We need to appreciate what Jesus is talking about when he says we should not judge others. A judge is someone who can see bad behaviour in someone and who when the guilt is proven will pass sentence on them. So there is the establishment of guilt or innocence and the passing of sentence.
First, then there is the question of guilt. It is not our place to condemn someones behaviour on hearsay. Just as a Judge should presume innocence until guilt is proved, so should we. However, the establishment of guilt might be very obvious. Perhaps the person is caught in the act or freely admits their guilt.
We might look to the story of the woman caught in adultery (John 8) to see this in action. In the story, Jesus is consulted after a woman is caught committing adultery and without denying it (presumably she is aware she has been caught). The guilt is established so what happens next has nothing to do with the establishing of the guilt. Jesus does not attack anyone for saying the woman committed adultery, he does not defend her actions. At the end he says do not do it again.
What happens next is key. The crowd is going to sentence the woman to stoning. This is where Jesus steps in. Let whoever is without sin cast the first stone.
Surely, this is what Jesus means when he says we should not judge. That is we should not pass sentence.
God makes it clear that he will bring justice.
Now, this does not mean that within a society it would be wrong to have courts of law etc where felons can be sentenced. For the sake of society we must have a system of keeping the law – otherwise we might as well not have them. Laws are important for society to work – of course. That is a topic for another day, perhaps.
But for us as an individual it is wrong for us to pass sentence on someone. We should understand that we are all guilty of something – even if it is just bad thinking – and so cannot pass sentence on an individual.
So then, we can – and should – point out when people do not behave according to God’s standards. But we should do it in a way to reform them not to punish them. Jesus goes to the trouble of explaining how a church can do this (see Matthew 18). Of course, this is how to deal with a believer but I think it makes the point that bad behaviour should not be ignored on the grounds of not judging.

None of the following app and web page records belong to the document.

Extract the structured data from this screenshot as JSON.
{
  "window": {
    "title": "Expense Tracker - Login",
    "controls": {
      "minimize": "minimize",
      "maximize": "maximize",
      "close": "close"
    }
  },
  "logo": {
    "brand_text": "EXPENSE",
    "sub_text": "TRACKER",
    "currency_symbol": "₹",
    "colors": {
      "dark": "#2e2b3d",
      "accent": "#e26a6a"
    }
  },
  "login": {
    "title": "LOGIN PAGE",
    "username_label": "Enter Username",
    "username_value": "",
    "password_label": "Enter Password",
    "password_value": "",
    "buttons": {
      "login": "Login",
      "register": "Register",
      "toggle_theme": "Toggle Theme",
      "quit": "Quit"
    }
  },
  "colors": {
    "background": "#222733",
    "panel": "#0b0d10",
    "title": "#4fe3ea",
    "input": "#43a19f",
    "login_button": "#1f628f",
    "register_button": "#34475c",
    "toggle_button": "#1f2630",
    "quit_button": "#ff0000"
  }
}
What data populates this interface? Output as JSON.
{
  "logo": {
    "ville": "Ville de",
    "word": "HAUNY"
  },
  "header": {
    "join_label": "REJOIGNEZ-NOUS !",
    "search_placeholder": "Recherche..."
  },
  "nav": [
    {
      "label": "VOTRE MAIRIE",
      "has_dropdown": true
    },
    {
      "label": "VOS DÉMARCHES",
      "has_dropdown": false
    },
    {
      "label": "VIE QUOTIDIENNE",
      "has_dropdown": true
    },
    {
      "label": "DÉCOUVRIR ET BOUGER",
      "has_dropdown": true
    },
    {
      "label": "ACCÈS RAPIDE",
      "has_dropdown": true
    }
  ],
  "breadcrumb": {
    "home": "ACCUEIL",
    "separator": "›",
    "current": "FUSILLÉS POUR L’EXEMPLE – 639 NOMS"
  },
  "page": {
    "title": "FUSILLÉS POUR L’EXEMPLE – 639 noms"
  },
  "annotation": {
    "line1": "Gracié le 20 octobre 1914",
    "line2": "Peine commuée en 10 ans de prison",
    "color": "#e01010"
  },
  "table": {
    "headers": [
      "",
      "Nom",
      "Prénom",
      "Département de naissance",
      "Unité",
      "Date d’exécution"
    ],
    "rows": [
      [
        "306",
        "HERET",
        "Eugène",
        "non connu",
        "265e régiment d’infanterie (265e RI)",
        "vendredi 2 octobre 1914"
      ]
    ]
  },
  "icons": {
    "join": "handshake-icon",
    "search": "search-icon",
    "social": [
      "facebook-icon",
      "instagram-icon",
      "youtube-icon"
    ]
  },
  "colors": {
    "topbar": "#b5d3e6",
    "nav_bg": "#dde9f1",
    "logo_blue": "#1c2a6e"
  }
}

So if someone is behaving badly we do have the right – indeed the responsibility to point it out and do something about it.
Now, this does not mean naming and shaming or saying look at how bad you are and how good I am (that is passing sentence and arrogance).
So if, say, a politician is living an immoral lifestyle we are within our rights as Christians to point this out. In my opinion. As long as we understand that in doing so we are also sinful people and in need to grace, to ignore bad behaviour is to allow it to continue.